I saw this film to be more about the psychology of relationships. Ana is constantly seen questioning Christian’s motives and begging him to open up to her. She’s trying to change him and the audience sees this beginning to take effect towards the end of the film.
The only previous information that I had about this story was that it had originated as “Twilight” fan-fiction. Christian Grey and Anastasia Steele’s characters were initially based off of Edward Cullen and Bella Swan. As I was watching the movie I noticed a few similarities between the two relationships. For one, Christian tells Ana to stay away from him because he’s not the man for her, but he can’t stay away from her, just like Edward’s strange attraction to Bella in “Twilight”. It’s also noticeable that Anastasia Steele is a smart girl, but visibly nervous and self-conscious like Bella.
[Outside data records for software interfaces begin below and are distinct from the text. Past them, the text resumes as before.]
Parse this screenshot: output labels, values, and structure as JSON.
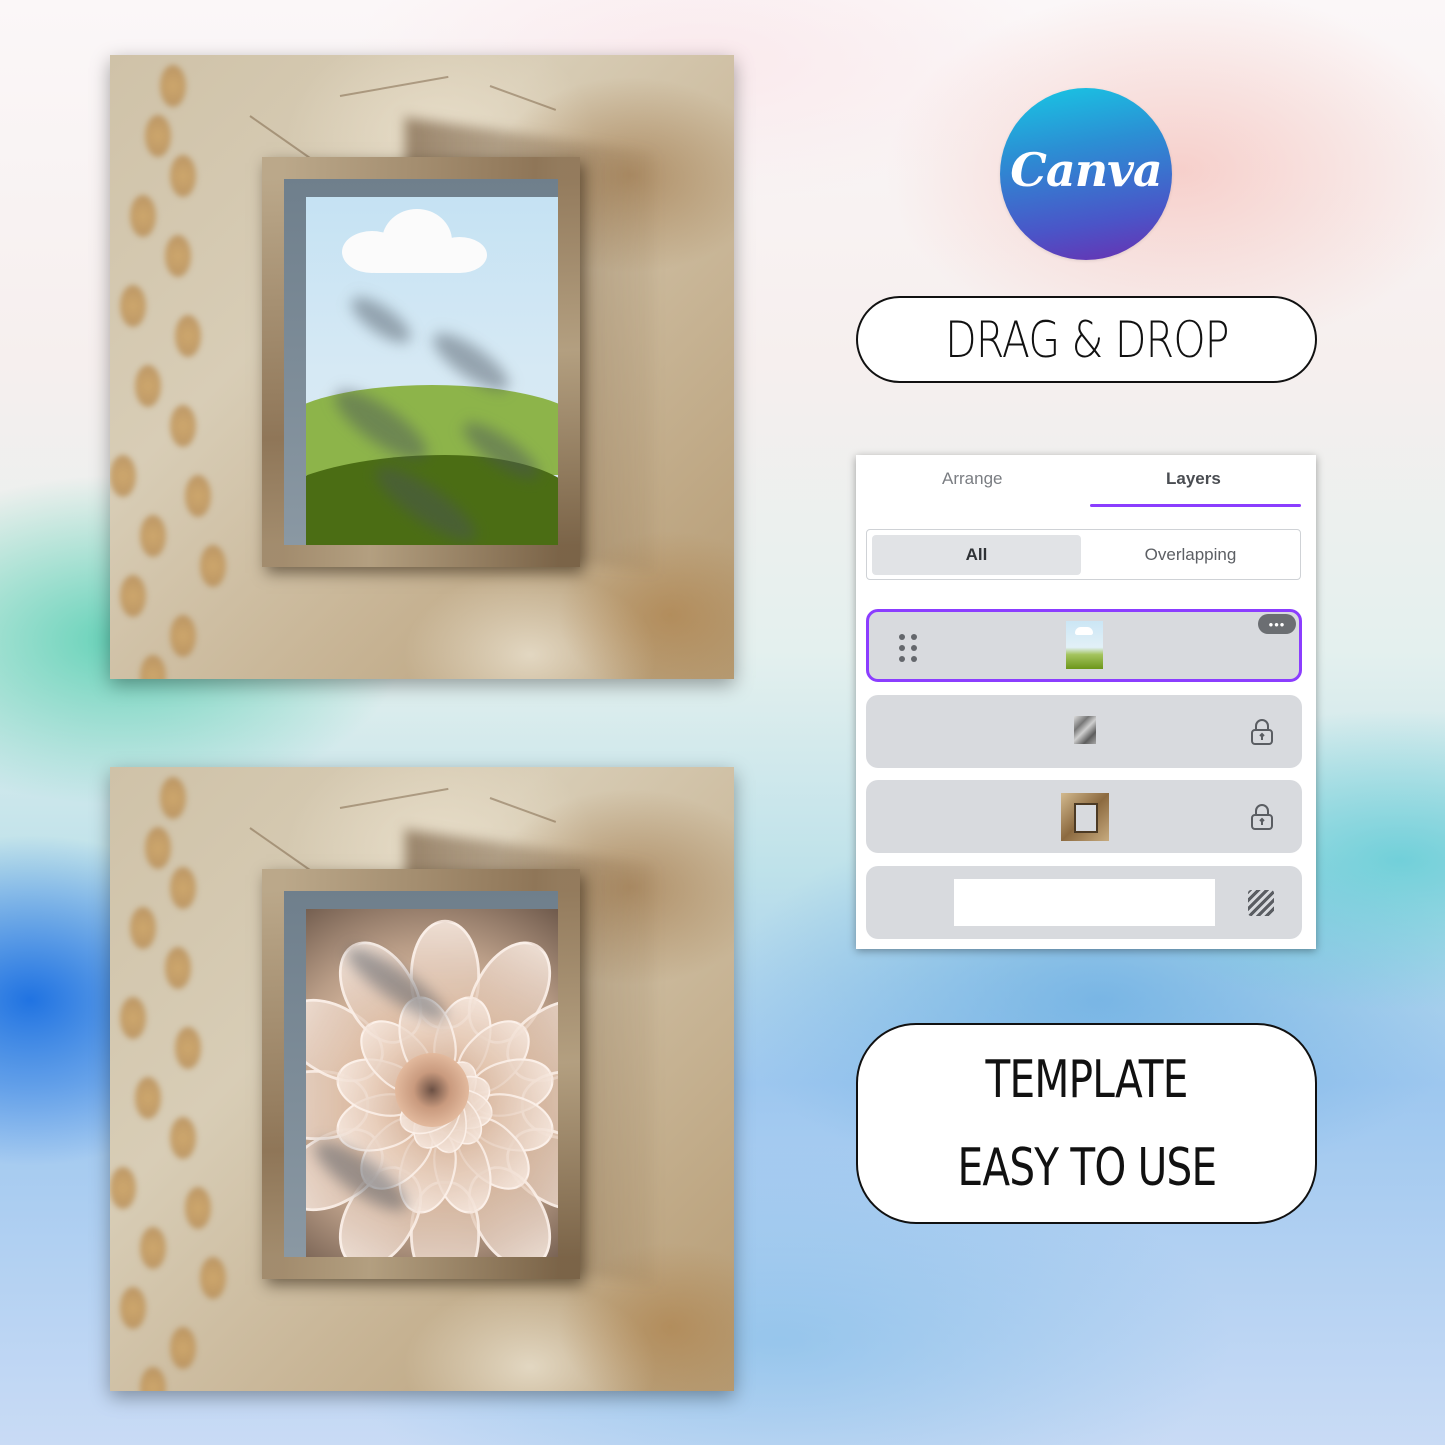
{
  "brand": {
    "logo_text": "Canva",
    "logo_gradient": [
      "#18c8e4",
      "#4a55c8",
      "#6a2fb0"
    ]
  },
  "labels": {
    "drag_drop": "DRAG & DROP",
    "template_line1": "TEMPLATE",
    "template_line2": "EASY TO USE"
  },
  "mockups": [
    {
      "name": "landscape-frame-mockup",
      "artwork": "cloud and green hills landscape"
    },
    {
      "name": "dahlia-frame-mockup",
      "artwork": "peach dahlia flower close-up"
    }
  ],
  "layers_panel": {
    "tabs": [
      {
        "label": "Arrange",
        "active": false
      },
      {
        "label": "Layers",
        "active": true
      }
    ],
    "filter": [
      {
        "label": "All",
        "active": true
      },
      {
        "label": "Overlapping",
        "active": false
      }
    ],
    "more_label": "•••",
    "accent": "#8b3dff",
    "rows": [
      {
        "thumbnail": "landscape-artwork",
        "selected": true,
        "icon": "drag-handle-icon",
        "action": "more-options"
      },
      {
        "thumbnail": "leaf-shadow-overlay",
        "selected": false,
        "icon": "lock-icon"
      },
      {
        "thumbnail": "wooden-frame-photo",
        "selected": false,
        "icon": "lock-icon"
      },
      {
        "thumbnail": "white-background",
        "selected": false,
        "icon": "transparency-icon"
      }
    ]
  }
}
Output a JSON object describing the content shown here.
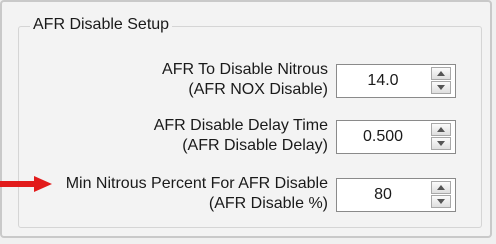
{
  "group": {
    "title": "AFR Disable Setup"
  },
  "fields": [
    {
      "label_line1": "AFR To Disable Nitrous",
      "label_line2": "(AFR NOX Disable)",
      "value": "14.0"
    },
    {
      "label_line1": "AFR Disable Delay Time",
      "label_line2": "(AFR Disable Delay)",
      "value": "0.500"
    },
    {
      "label_line1": "Min Nitrous Percent For AFR Disable",
      "label_line2": "(AFR Disable %)",
      "value": "80"
    }
  ],
  "colors": {
    "arrow": "#e21b1b",
    "background": "#f0f0f0"
  },
  "icons": {
    "spin_up": "chevron-up-icon",
    "spin_down": "chevron-down-icon",
    "pointer": "red-arrow-icon"
  }
}
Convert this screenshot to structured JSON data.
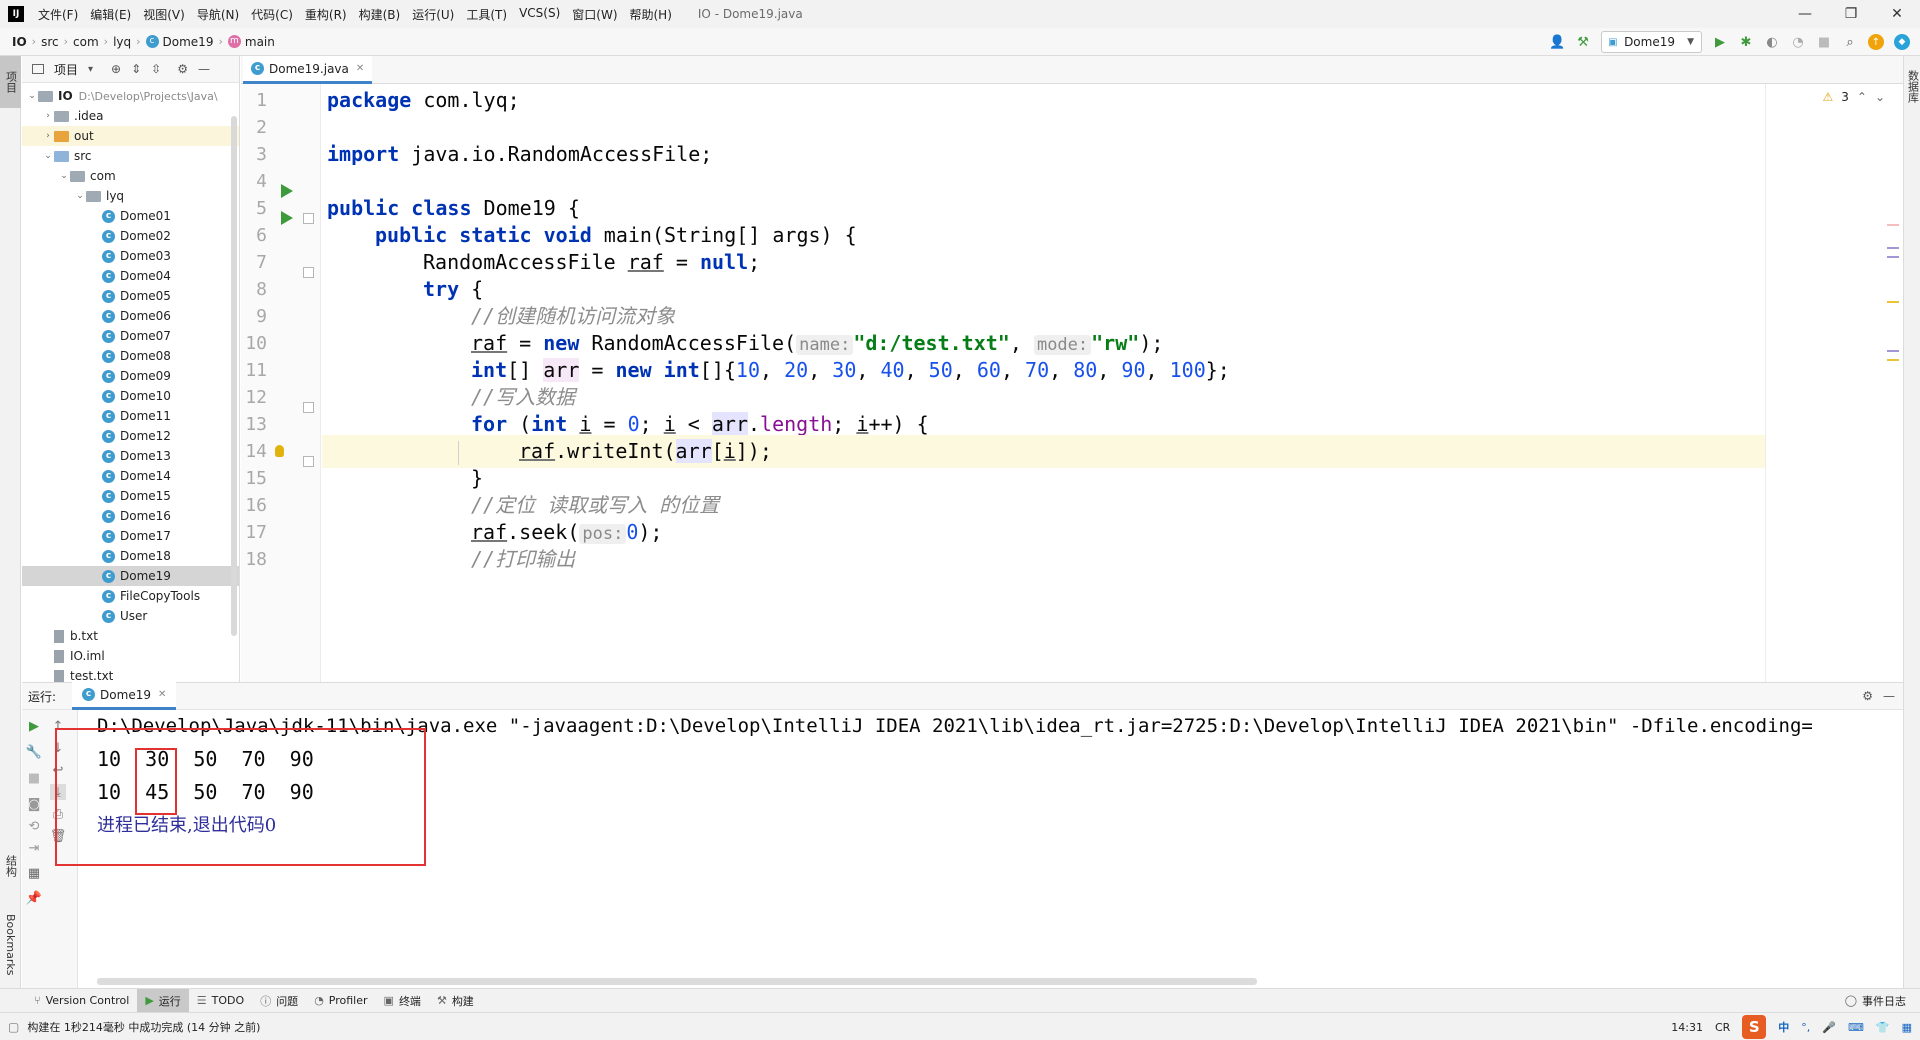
{
  "app": {
    "logo": "IJ",
    "window_title": "IO - Dome19.java"
  },
  "menu": [
    "文件(F)",
    "编辑(E)",
    "视图(V)",
    "导航(N)",
    "代码(C)",
    "重构(R)",
    "构建(B)",
    "运行(U)",
    "工具(T)",
    "VCS(S)",
    "窗口(W)",
    "帮助(H)"
  ],
  "window_controls": [
    "—",
    "❐",
    "✕"
  ],
  "breadcrumb": [
    "IO",
    "src",
    "com",
    "lyq",
    "Dome19",
    "main"
  ],
  "run_config": "Dome19",
  "left_strip": {
    "project_tab": "项目",
    "structure_tab": "结构",
    "bookmarks_tab": "Bookmarks"
  },
  "right_strip": {
    "database_tab": "数据库"
  },
  "project_panel": {
    "title": "项目",
    "tree": [
      {
        "label": "IO",
        "path": "D:\\Develop\\Projects\\Java\\",
        "level": 0,
        "type": "module",
        "arrow": "⌄"
      },
      {
        "label": ".idea",
        "level": 1,
        "type": "folder",
        "arrow": "›"
      },
      {
        "label": "out",
        "level": 1,
        "type": "folder-orange",
        "arrow": "›"
      },
      {
        "label": "src",
        "level": 1,
        "type": "folder-blue",
        "arrow": "⌄"
      },
      {
        "label": "com",
        "level": 2,
        "type": "folder",
        "arrow": "⌄"
      },
      {
        "label": "lyq",
        "level": 3,
        "type": "folder",
        "arrow": "⌄"
      },
      {
        "label": "Dome01",
        "level": 4,
        "type": "class"
      },
      {
        "label": "Dome02",
        "level": 4,
        "type": "class"
      },
      {
        "label": "Dome03",
        "level": 4,
        "type": "class"
      },
      {
        "label": "Dome04",
        "level": 4,
        "type": "class"
      },
      {
        "label": "Dome05",
        "level": 4,
        "type": "class"
      },
      {
        "label": "Dome06",
        "level": 4,
        "type": "class"
      },
      {
        "label": "Dome07",
        "level": 4,
        "type": "class"
      },
      {
        "label": "Dome08",
        "level": 4,
        "type": "class"
      },
      {
        "label": "Dome09",
        "level": 4,
        "type": "class"
      },
      {
        "label": "Dome10",
        "level": 4,
        "type": "class"
      },
      {
        "label": "Dome11",
        "level": 4,
        "type": "class"
      },
      {
        "label": "Dome12",
        "level": 4,
        "type": "class"
      },
      {
        "label": "Dome13",
        "level": 4,
        "type": "class"
      },
      {
        "label": "Dome14",
        "level": 4,
        "type": "class"
      },
      {
        "label": "Dome15",
        "level": 4,
        "type": "class"
      },
      {
        "label": "Dome16",
        "level": 4,
        "type": "class"
      },
      {
        "label": "Dome17",
        "level": 4,
        "type": "class"
      },
      {
        "label": "Dome18",
        "level": 4,
        "type": "class"
      },
      {
        "label": "Dome19",
        "level": 4,
        "type": "class",
        "selected": true
      },
      {
        "label": "FileCopyTools",
        "level": 4,
        "type": "class"
      },
      {
        "label": "User",
        "level": 4,
        "type": "class"
      },
      {
        "label": "b.txt",
        "level": 1,
        "type": "file"
      },
      {
        "label": "IO.iml",
        "level": 1,
        "type": "file"
      },
      {
        "label": "test.txt",
        "level": 1,
        "type": "file"
      }
    ]
  },
  "editor": {
    "tab": "Dome19.java",
    "problems_count": "3",
    "line_numbers": [
      "1",
      "2",
      "3",
      "4",
      "5",
      "6",
      "7",
      "8",
      "9",
      "10",
      "11",
      "12",
      "13",
      "14",
      "15",
      "16",
      "17",
      "18"
    ],
    "code": {
      "l1_kw": "package",
      "l1_rest": " com.lyq;",
      "l3_kw": "import",
      "l3_rest": " java.io.RandomAccessFile;",
      "l5_kw": "public class",
      "l5_rest": " Dome19 {",
      "l6_kw": "public static void",
      "l6_rest": " main(String[] args) {",
      "l7_a": "RandomAccessFile ",
      "l7_var": "raf",
      "l7_b": " = ",
      "l7_kw": "null",
      "l7_c": ";",
      "l8_kw": "try",
      "l8_rest": " {",
      "l9_cmt": "//创建随机访问流对象",
      "l10_var": "raf",
      "l10_a": " = ",
      "l10_kw": "new",
      "l10_b": " RandomAccessFile(",
      "l10_hint1": "name:",
      "l10_str1": "\"d:/test.txt\"",
      "l10_c": ", ",
      "l10_hint2": "mode:",
      "l10_str2": "\"rw\"",
      "l10_d": ");",
      "l11_kw1": "int",
      "l11_a": "[] ",
      "l11_var": "arr",
      "l11_b": " = ",
      "l11_kw2": "new",
      "l11_c": " ",
      "l11_kw3": "int",
      "l11_d": "[]{",
      "l11_nums": [
        "10",
        "20",
        "30",
        "40",
        "50",
        "60",
        "70",
        "80",
        "90",
        "100"
      ],
      "l11_e": "};",
      "l12_cmt": "//写入数据",
      "l13_kw1": "for",
      "l13_a": " (",
      "l13_kw2": "int",
      "l13_b": " ",
      "l13_i1": "i",
      "l13_c": " = ",
      "l13_n0": "0",
      "l13_d": "; ",
      "l13_i2": "i",
      "l13_e": " < ",
      "l13_arr": "arr",
      "l13_f": ".",
      "l13_len": "length",
      "l13_g": "; ",
      "l13_i3": "i",
      "l13_h": "++) {",
      "l14_var": "raf",
      "l14_a": ".writeInt(",
      "l14_arr": "arr",
      "l14_b": "[",
      "l14_i": "i",
      "l14_c": "]);",
      "l15": "}",
      "l16_cmt": "//定位 读取或写入 的位置",
      "l17_var": "raf",
      "l17_a": ".seek(",
      "l17_hint": "pos:",
      "l17_num": "0",
      "l17_b": ");",
      "l18_cmt": "//打印输出"
    }
  },
  "run_panel": {
    "label": "运行:",
    "tab": "Dome19",
    "command": "D:\\Develop\\Java\\jdk-11\\bin\\java.exe \"-javaagent:D:\\Develop\\IntelliJ IDEA 2021\\lib\\idea_rt.jar=2725:D:\\Develop\\IntelliJ IDEA 2021\\bin\" -Dfile.encoding=",
    "output_line1": "10  30  50  70  90",
    "output_line2": "10  45  50  70  90",
    "exit_message": "进程已结束,退出代码0"
  },
  "tool_windows": [
    "Version Control",
    "运行",
    "TODO",
    "问题",
    "Profiler",
    "终端",
    "构建"
  ],
  "event_log": "事件日志",
  "status": {
    "message": "构建在 1秒214毫秒 中成功完成 (14 分钟 之前)",
    "time": "14:31",
    "line_sep": "CR",
    "ime_logo": "S",
    "ime_lang": "中"
  }
}
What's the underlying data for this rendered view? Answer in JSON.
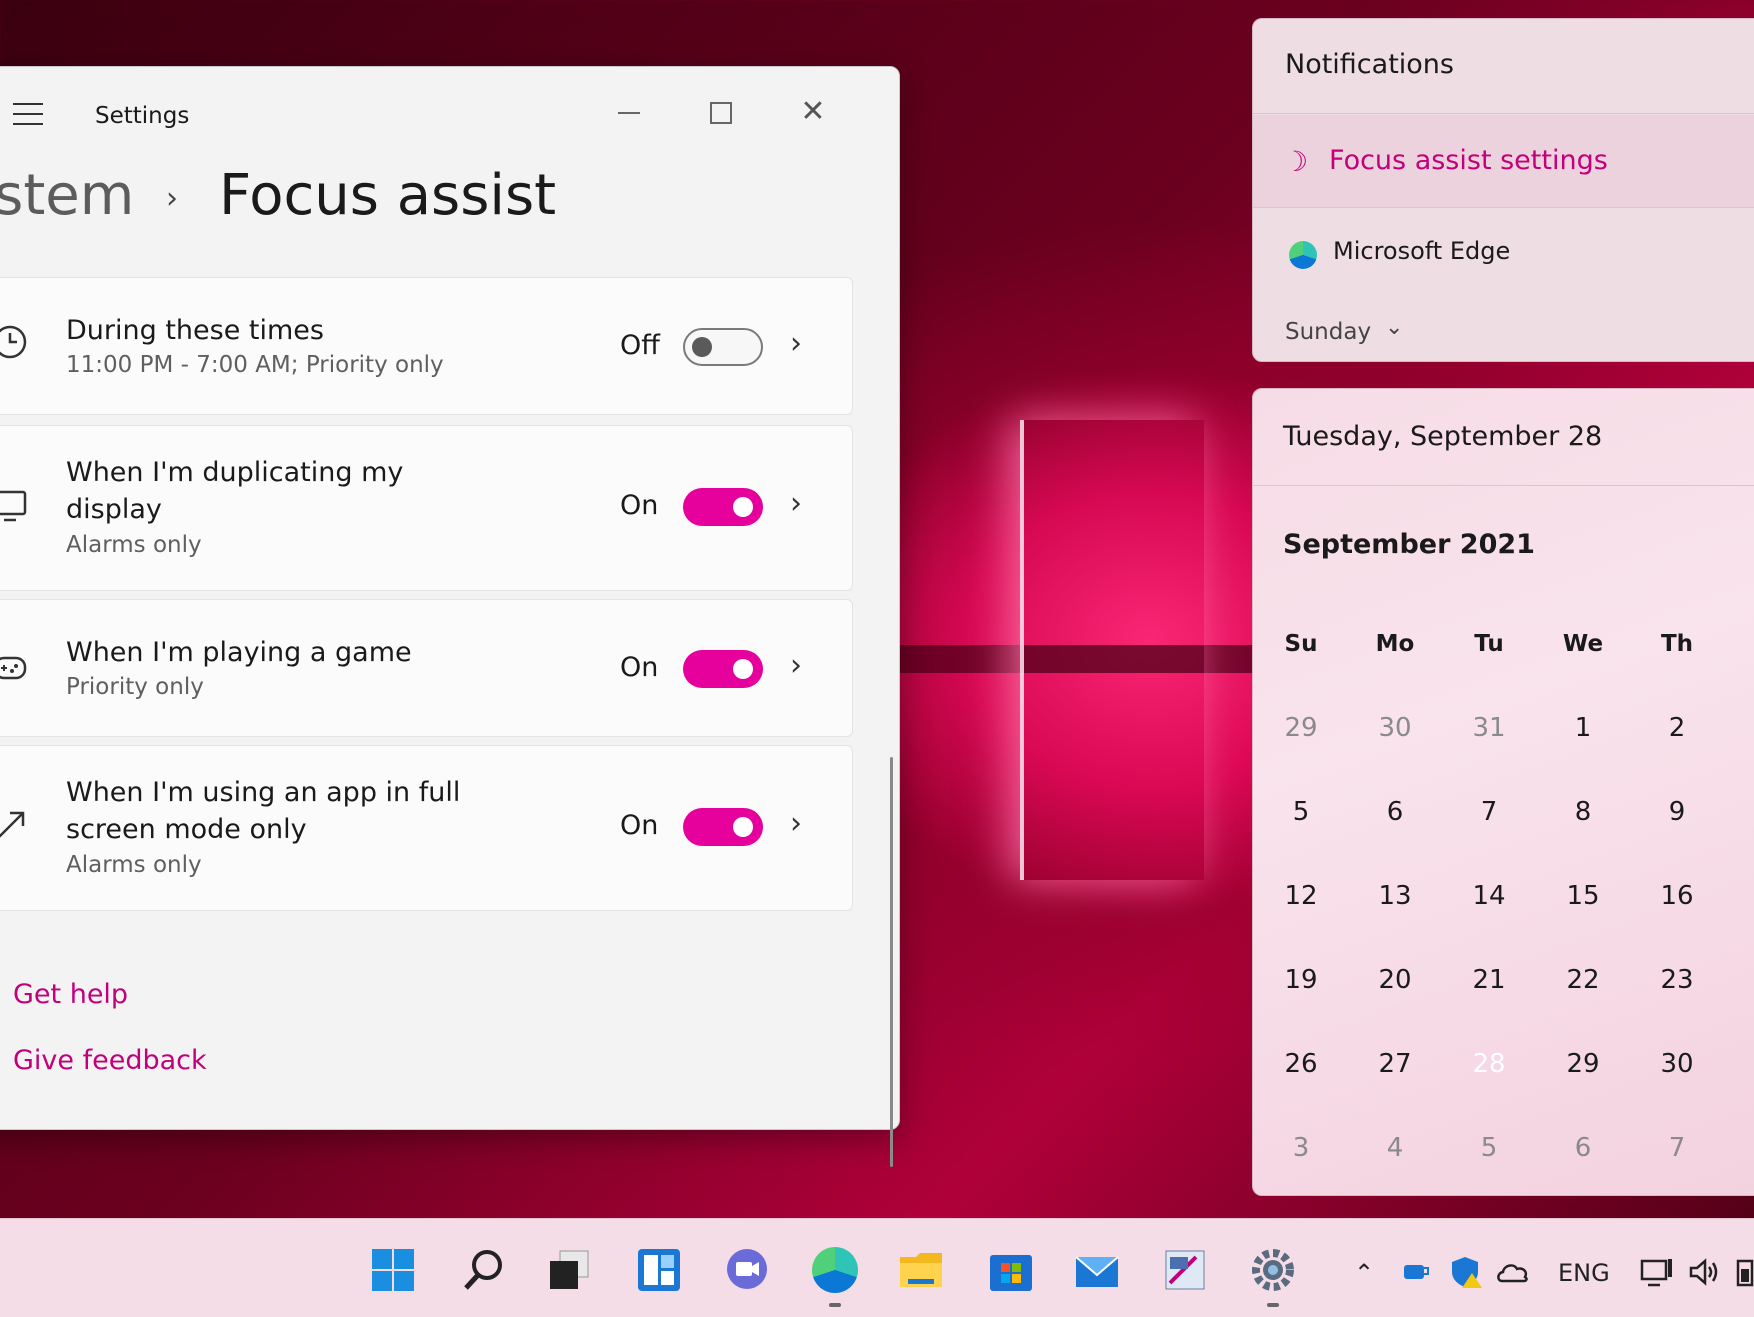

Christian comes on very strong, as Edward did and he can’t seem to leave Ana alone. Ana has a relationship with her mother that is similar to Bella’s with her mother. Anastasia’s mother has been with a lot of men and she leaves her daughter to do things on her own, they are close but only on a surface level. The biggest similarity that I saw between Edward and Christian was their ability to play the piano. There are a lot of other little connections but you’ll have to watch the movie to try and find them.
Ultimately the film version of Fifty Shades of Grey focused on the intimacy and privacy of relationships. What occurs between two people is entirely up to them and no one else should be involved. Again, no one is trying to claim that a dominant and submissive relationship is perfect– it’s only an option and if two people agree to it then why not? As wrong as this kind of behavior is in today’s society, people have the right to choose this and the decision should be made together. If one person does not agree or says no, then it stops exactly like it is seen in the film.
Whether you enjoyed the film or not, try to remember to see Fifty Shades of Grey as it is– a form of entertainment. Viewers aren’t meant to take its content to heart because it’s only a story. It was made to make money and bring people in to watch it. So far, regardless of personal opinion it has done its job– earning over 80 million dollars this past opening weekend.